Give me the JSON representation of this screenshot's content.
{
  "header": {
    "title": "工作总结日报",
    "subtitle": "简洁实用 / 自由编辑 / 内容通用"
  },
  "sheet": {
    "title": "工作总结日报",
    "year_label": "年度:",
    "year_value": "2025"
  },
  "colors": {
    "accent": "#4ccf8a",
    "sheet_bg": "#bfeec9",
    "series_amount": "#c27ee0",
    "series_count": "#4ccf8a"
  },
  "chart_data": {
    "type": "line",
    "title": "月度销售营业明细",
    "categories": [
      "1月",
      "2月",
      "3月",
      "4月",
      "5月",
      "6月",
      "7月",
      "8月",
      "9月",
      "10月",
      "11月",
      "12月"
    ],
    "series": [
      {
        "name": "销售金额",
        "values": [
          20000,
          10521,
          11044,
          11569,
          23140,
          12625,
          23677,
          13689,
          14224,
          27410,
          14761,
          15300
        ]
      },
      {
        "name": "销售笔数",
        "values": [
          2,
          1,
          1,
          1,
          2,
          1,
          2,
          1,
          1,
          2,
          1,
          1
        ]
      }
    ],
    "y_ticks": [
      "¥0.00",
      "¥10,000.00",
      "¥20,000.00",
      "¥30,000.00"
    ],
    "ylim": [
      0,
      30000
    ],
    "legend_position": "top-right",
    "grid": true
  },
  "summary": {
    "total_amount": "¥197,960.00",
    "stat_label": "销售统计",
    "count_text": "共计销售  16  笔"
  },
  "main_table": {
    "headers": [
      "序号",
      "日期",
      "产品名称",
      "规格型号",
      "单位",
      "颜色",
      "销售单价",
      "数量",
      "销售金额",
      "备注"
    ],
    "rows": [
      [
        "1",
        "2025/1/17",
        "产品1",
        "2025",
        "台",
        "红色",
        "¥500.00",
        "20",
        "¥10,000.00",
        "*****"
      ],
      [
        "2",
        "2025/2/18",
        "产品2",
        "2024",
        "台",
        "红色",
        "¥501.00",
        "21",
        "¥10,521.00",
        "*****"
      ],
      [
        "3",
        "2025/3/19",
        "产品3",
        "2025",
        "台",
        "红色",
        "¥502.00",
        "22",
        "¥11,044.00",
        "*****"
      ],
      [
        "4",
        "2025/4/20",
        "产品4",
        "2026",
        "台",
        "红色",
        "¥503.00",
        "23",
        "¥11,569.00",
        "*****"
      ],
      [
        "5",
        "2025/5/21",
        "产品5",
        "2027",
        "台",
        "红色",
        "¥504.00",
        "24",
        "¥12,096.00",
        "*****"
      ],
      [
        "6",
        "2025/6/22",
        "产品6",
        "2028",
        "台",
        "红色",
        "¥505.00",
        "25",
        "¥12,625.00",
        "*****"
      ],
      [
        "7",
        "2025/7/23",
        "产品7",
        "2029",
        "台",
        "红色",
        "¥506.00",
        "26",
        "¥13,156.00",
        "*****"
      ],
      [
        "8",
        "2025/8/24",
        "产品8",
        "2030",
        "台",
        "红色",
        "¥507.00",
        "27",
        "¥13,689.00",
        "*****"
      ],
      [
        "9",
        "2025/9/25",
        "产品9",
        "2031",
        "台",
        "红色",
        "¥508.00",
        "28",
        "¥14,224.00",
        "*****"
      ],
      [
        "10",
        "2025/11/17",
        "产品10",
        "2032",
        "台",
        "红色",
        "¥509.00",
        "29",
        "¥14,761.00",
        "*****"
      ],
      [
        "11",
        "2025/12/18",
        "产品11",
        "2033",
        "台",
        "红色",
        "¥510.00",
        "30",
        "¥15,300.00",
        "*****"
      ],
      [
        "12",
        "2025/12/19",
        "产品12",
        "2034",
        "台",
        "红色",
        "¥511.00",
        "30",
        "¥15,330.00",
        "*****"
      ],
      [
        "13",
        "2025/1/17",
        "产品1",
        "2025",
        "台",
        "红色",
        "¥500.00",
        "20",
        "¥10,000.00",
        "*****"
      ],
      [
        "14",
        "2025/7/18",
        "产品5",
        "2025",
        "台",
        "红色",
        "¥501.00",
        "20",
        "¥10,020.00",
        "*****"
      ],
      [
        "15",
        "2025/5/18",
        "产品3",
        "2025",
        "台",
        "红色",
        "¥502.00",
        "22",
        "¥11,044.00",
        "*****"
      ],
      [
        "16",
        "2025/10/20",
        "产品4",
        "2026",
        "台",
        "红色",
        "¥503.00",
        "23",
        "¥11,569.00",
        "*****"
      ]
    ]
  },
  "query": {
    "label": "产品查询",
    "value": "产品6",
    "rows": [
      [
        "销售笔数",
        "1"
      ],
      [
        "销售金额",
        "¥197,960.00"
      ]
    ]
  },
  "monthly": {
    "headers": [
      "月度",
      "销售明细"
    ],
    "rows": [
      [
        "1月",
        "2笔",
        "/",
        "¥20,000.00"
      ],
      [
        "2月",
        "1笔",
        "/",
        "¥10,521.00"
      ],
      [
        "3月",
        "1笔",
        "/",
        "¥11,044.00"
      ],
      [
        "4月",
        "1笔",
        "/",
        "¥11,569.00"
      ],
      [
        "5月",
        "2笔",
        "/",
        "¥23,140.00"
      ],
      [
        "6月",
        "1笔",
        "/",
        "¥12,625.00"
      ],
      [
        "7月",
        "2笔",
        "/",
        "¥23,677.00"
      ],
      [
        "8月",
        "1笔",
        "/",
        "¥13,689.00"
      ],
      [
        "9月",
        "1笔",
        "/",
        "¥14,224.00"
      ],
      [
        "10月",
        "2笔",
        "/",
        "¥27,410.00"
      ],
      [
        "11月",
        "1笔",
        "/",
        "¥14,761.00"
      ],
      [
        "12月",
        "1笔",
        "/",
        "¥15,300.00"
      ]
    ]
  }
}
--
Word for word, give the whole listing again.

Give me the JSON representation of this screenshot's content.
{
  "header": {
    "title": "工作总结日报",
    "subtitle": "简洁实用 / 自由编辑 / 内容通用"
  },
  "sheet": {
    "title": "工作总结日报",
    "year_label": "年度:",
    "year_value": "2025"
  },
  "colors": {
    "accent": "#4ccf8a",
    "sheet_bg": "#bfeec9",
    "series_amount": "#c27ee0",
    "series_count": "#4ccf8a"
  },
  "chart_data": {
    "type": "line",
    "title": "月度销售营业明细",
    "categories": [
      "1月",
      "2月",
      "3月",
      "4月",
      "5月",
      "6月",
      "7月",
      "8月",
      "9月",
      "10月",
      "11月",
      "12月"
    ],
    "series": [
      {
        "name": "销售金额",
        "values": [
          20000,
          10521,
          11044,
          11569,
          23140,
          12625,
          23677,
          13689,
          14224,
          27410,
          14761,
          15300
        ]
      },
      {
        "name": "销售笔数",
        "values": [
          2,
          1,
          1,
          1,
          2,
          1,
          2,
          1,
          1,
          2,
          1,
          1
        ]
      }
    ],
    "y_ticks": [
      "¥0.00",
      "¥10,000.00",
      "¥20,000.00",
      "¥30,000.00"
    ],
    "ylim": [
      0,
      30000
    ],
    "legend_position": "top-right",
    "grid": true
  },
  "summary": {
    "total_amount": "¥197,960.00",
    "stat_label": "销售统计",
    "count_text": "共计销售  16  笔"
  },
  "main_table": {
    "headers": [
      "序号",
      "日期",
      "产品名称",
      "规格型号",
      "单位",
      "颜色",
      "销售单价",
      "数量",
      "销售金额",
      "备注"
    ],
    "rows": [
      [
        "1",
        "2025/1/17",
        "产品1",
        "2025",
        "台",
        "红色",
        "¥500.00",
        "20",
        "¥10,000.00",
        "*****"
      ],
      [
        "2",
        "2025/2/18",
        "产品2",
        "2024",
        "台",
        "红色",
        "¥501.00",
        "21",
        "¥10,521.00",
        "*****"
      ],
      [
        "3",
        "2025/3/19",
        "产品3",
        "2025",
        "台",
        "红色",
        "¥502.00",
        "22",
        "¥11,044.00",
        "*****"
      ],
      [
        "4",
        "2025/4/20",
        "产品4",
        "2026",
        "台",
        "红色",
        "¥503.00",
        "23",
        "¥11,569.00",
        "*****"
      ],
      [
        "5",
        "2025/5/21",
        "产品5",
        "2027",
        "台",
        "红色",
        "¥504.00",
        "24",
        "¥12,096.00",
        "*****"
      ],
      [
        "6",
        "2025/6/22",
        "产品6",
        "2028",
        "台",
        "红色",
        "¥505.00",
        "25",
        "¥12,625.00",
        "*****"
      ],
      [
        "7",
        "2025/7/23",
        "产品7",
        "2029",
        "台",
        "红色",
        "¥506.00",
        "26",
        "¥13,156.00",
        "*****"
      ],
      [
        "8",
        "2025/8/24",
        "产品8",
        "2030",
        "台",
        "红色",
        "¥507.00",
        "27",
        "¥13,689.00",
        "*****"
      ],
      [
        "9",
        "2025/9/25",
        "产品9",
        "2031",
        "台",
        "红色",
        "¥508.00",
        "28",
        "¥14,224.00",
        "*****"
      ],
      [
        "10",
        "2025/11/17",
        "产品10",
        "2032",
        "台",
        "红色",
        "¥509.00",
        "29",
        "¥14,761.00",
        "*****"
      ],
      [
        "11",
        "2025/12/18",
        "产品11",
        "2033",
        "台",
        "红色",
        "¥510.00",
        "30",
        "¥15,300.00",
        "*****"
      ],
      [
        "12",
        "2025/12/19",
        "产品12",
        "2034",
        "台",
        "红色",
        "¥511.00",
        "30",
        "¥15,330.00",
        "*****"
      ],
      [
        "13",
        "2025/1/17",
        "产品1",
        "2025",
        "台",
        "红色",
        "¥500.00",
        "20",
        "¥10,000.00",
        "*****"
      ],
      [
        "14",
        "2025/7/18",
        "产品5",
        "2025",
        "台",
        "红色",
        "¥501.00",
        "20",
        "¥10,020.00",
        "*****"
      ],
      [
        "15",
        "2025/5/18",
        "产品3",
        "2025",
        "台",
        "红色",
        "¥502.00",
        "22",
        "¥11,044.00",
        "*****"
      ],
      [
        "16",
        "2025/10/20",
        "产品4",
        "2026",
        "台",
        "红色",
        "¥503.00",
        "23",
        "¥11,569.00",
        "*****"
      ]
    ]
  },
  "query": {
    "label": "产品查询",
    "value": "产品6",
    "rows": [
      [
        "销售笔数",
        "1"
      ],
      [
        "销售金额",
        "¥197,960.00"
      ]
    ]
  },
  "monthly": {
    "headers": [
      "月度",
      "销售明细"
    ],
    "rows": [
      [
        "1月",
        "2笔",
        "/",
        "¥20,000.00"
      ],
      [
        "2月",
        "1笔",
        "/",
        "¥10,521.00"
      ],
      [
        "3月",
        "1笔",
        "/",
        "¥11,044.00"
      ],
      [
        "4月",
        "1笔",
        "/",
        "¥11,569.00"
      ],
      [
        "5月",
        "2笔",
        "/",
        "¥23,140.00"
      ],
      [
        "6月",
        "1笔",
        "/",
        "¥12,625.00"
      ],
      [
        "7月",
        "2笔",
        "/",
        "¥23,677.00"
      ],
      [
        "8月",
        "1笔",
        "/",
        "¥13,689.00"
      ],
      [
        "9月",
        "1笔",
        "/",
        "¥14,224.00"
      ],
      [
        "10月",
        "2笔",
        "/",
        "¥27,410.00"
      ],
      [
        "11月",
        "1笔",
        "/",
        "¥14,761.00"
      ],
      [
        "12月",
        "1笔",
        "/",
        "¥15,300.00"
      ]
    ]
  }
}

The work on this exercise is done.